Why Don’t More Companies Use Microgrids in their Climate Disaster Plans?

Oct. 5, 2021
Wondering why more companies aren’t incorporating microgrids into their climate disaster plans? The answer may be pretty simple. They still don’t know what microgrids are, according to new research by Schneider Electric.

Wondering why more companies aren’t incorporating microgrids into their climate disaster plans? The answer may be pretty simple. They still don’t know what microgrids are.

That’s one of the findings from research released today by Schneider Electric about how organizations are transforming their business models in response to climate change.

Schneider, one of the most active companies in the microgrid arena, in September and October surveyed 100 global companies earning more than $250 million in annual revenue about their familiarity with various climate-related technologies and strategies.

The good news? Companies know more about microgrids than they do biomimicry. The bad news? They know less about microgrids than a lot of other climate strategies, among them B Corp adoption or alignment, net-zero aligned operations and value chain, and prosumerism.

Schneider points out a big problem the results revealed — businesses lack knowledge about the practical solutions that can help them immediately begin decarbonizing. Some of the “most immediately available and effective climate action solutions” — such as microgrids and renewable energy — are less understood, the company wrote in a release that accompanied the results.

“While we are delighted to see that many major organizations are actively thinking about climate change and the risks it poses to their business, we were surprised to learn that familiarity with readily available and practical solutions to reduce carbon emissions is mixed. In order for organizations to truly transform their business, it is critical to go beyond traditional methods of energy management and business practices, and leverage the latest technologies and solutions to drive bold and measurable decarbonization outcomes,” said Susan Uthayakumar, president of Schneider Electric’s Sustainability Business Division.

The findings echo research done by the Civil Society Institute that mined US voters for their thoughts about microgrids. It turned out that voters, too, were largely unfamiliar with the technology — although when they learned about microgrids they expressed support for them.

Business Model Transformation Databook: 2021 Report. Courtesy of Schneider Electric

The Schneider survey also found that organizations are actively thinking about climate change and how to modernize their energy management to prepare. Most of those interviewed had identified climate risks to their operations — only 3% believe their operations are not at risk. Yet only 7% have completely transformed their business in anticipation of future environmental or social challenges and only 21% consider their organization to have advanced significantly in making their business model more environmentally or socially responsive.

Schneider, which was recognized earlier this year by the Corporate Knights Global 100 Index as the world’s most sustainable corporation, said the findings show the complexity and scope of the climate challenge, something that cannot be addressed by a single organization, industry, country or government.

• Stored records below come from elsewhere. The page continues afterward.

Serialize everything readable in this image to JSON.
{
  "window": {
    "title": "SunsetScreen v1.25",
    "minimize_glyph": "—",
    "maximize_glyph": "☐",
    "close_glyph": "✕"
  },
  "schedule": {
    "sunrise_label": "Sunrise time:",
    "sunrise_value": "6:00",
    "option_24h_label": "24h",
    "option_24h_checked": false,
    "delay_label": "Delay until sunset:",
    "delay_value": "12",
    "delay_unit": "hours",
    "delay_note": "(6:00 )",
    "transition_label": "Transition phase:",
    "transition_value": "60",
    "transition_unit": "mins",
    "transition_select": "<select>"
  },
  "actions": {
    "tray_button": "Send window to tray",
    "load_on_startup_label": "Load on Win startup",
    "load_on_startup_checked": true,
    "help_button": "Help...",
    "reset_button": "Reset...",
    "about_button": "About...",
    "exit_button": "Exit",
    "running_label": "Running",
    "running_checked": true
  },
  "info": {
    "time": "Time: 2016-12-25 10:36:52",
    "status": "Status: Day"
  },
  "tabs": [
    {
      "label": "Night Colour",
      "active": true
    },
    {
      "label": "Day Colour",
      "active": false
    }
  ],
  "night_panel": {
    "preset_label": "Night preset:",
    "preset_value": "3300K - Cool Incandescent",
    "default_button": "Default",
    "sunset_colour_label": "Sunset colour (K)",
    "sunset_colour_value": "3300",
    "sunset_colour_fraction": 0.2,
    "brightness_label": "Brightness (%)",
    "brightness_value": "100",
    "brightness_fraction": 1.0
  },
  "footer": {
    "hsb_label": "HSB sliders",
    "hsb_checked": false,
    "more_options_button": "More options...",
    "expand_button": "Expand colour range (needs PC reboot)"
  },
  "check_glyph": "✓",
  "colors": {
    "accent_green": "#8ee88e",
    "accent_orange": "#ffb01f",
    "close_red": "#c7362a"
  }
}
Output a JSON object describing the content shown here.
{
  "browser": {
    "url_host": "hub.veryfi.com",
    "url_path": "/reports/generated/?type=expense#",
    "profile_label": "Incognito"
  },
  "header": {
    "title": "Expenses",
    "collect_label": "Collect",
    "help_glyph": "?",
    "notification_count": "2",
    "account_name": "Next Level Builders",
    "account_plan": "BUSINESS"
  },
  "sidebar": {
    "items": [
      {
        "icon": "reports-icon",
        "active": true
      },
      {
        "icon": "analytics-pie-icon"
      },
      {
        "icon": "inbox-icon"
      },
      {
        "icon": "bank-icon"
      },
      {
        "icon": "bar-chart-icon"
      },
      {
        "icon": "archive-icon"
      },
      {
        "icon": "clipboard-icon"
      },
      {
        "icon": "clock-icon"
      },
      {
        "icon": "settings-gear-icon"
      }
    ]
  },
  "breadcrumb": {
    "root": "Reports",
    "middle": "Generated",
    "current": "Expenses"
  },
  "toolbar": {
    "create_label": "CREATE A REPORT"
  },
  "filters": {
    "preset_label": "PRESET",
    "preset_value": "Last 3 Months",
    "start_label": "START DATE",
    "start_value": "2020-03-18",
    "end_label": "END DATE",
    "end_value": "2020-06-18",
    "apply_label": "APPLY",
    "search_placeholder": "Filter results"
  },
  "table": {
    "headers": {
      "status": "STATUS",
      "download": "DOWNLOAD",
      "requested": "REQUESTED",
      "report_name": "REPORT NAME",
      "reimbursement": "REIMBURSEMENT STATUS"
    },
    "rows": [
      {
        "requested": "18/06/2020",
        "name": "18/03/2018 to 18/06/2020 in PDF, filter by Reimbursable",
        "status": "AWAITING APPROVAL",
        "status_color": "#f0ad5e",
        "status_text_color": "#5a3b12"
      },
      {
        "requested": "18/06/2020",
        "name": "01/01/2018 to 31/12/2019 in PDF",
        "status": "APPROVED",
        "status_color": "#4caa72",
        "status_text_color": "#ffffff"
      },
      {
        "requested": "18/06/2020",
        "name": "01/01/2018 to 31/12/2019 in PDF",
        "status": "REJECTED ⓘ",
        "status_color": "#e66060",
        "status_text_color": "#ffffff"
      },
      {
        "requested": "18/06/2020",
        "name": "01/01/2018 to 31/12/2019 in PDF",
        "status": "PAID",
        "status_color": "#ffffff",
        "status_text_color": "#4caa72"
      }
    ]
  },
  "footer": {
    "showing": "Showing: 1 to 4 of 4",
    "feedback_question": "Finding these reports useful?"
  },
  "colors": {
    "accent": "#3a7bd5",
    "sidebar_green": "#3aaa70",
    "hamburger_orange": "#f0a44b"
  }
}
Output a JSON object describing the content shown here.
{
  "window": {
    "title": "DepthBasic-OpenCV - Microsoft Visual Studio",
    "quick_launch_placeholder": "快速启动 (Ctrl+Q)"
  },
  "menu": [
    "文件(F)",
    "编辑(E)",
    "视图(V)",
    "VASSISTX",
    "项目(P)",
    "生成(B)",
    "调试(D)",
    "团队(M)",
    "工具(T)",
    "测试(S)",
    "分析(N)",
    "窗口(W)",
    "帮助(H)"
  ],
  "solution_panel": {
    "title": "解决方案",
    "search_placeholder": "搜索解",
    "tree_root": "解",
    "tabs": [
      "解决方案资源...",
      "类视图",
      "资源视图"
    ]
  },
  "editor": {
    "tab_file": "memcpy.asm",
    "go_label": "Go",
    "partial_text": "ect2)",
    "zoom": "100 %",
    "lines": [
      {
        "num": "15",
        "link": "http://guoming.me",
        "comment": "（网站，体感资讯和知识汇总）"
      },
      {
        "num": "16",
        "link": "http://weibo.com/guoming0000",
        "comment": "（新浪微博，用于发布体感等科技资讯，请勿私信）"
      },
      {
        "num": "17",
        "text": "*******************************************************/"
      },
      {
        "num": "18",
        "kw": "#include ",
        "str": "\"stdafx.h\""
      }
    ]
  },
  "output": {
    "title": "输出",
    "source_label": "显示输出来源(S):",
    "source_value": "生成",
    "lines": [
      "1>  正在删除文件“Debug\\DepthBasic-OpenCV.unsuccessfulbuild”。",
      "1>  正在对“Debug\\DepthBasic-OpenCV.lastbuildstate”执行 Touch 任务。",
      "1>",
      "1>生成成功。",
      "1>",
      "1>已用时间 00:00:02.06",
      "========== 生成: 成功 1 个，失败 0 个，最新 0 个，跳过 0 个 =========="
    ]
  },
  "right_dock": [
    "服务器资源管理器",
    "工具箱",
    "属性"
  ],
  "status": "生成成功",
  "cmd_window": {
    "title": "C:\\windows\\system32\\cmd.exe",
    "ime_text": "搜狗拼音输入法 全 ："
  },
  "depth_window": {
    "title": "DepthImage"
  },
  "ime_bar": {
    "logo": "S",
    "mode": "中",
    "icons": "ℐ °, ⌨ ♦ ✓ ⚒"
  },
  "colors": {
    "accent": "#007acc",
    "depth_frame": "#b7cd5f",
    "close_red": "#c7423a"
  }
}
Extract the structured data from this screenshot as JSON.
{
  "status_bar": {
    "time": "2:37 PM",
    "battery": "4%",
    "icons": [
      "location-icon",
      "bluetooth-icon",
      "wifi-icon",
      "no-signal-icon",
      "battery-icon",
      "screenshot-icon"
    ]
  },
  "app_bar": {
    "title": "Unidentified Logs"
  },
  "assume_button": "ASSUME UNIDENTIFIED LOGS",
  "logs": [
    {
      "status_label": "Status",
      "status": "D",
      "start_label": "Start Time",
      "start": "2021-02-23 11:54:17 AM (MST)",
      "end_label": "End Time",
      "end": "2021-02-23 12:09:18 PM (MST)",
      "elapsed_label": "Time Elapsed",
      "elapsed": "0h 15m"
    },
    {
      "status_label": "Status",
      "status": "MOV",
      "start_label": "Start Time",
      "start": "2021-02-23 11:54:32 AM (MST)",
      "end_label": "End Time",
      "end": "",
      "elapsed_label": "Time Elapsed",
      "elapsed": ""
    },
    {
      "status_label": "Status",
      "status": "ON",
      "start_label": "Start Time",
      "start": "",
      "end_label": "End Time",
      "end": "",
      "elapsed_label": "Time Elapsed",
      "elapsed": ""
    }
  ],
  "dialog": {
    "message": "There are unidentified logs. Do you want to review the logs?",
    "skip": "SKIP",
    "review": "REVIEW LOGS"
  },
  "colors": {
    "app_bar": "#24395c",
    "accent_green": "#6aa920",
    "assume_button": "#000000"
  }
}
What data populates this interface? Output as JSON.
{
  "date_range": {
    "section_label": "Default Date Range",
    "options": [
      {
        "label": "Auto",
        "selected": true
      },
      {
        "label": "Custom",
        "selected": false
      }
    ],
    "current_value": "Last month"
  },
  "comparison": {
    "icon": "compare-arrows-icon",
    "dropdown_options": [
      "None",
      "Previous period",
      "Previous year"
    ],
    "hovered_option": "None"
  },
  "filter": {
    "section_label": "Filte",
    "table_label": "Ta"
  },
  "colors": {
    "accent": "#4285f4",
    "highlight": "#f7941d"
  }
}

 ​​Track news about the use of microgrids in climate disaster plans. Subscribe to the free Microgrid Knowledge Newsletter.

About the Author

Elisa Wood | Editor-in-Chief

Elisa Wood is an award-winning writer and editor who specializes in the energy industry. She is chief editor and co-founder of Microgrid Knowledge and serves as co-host of the publication’s popular conference series. She also co-founded RealEnergyWriters.com, where she continues to lead a team of energy writers who produce content for energy companies and advocacy organizations.

She has been writing about energy for more than two decades and is published widely. Her work can be found in prominent energy business journals as well as mainstream publications. She has been quoted by NPR, the Wall Street Journal and other notable media outlets.

“For an especially readable voice in the industry, the most consistent interpreter across these years has been the energy journalist Elisa Wood, whose Microgrid Knowledge (and conference) has aggregated more stories better than any other feed of its time,” wrote Malcolm McCullough, in the book, Downtime on the Microgrid, published by MIT Press in 2020.

Twitter: @ElisaWood

LinkedIn: Elisa Wood

Facebook:  Microgrids


Designing Microgrids: Evaluating Parameters for Reliable, Cost-Effective and Optimized Power Solutions

Dec. 7, 2023
Shawn Dalke electrical engineer at Mesa Solutions discusses load profiles and power sources for microgrids.

Get the full report.

The Lesser-Known Benefits of a Microgrid

Whether connected or disconnected to the grid, a microgrid provides more than just reliable energy. Mesa Solutions outlines some of the lesser-known benefits of a microgrid including...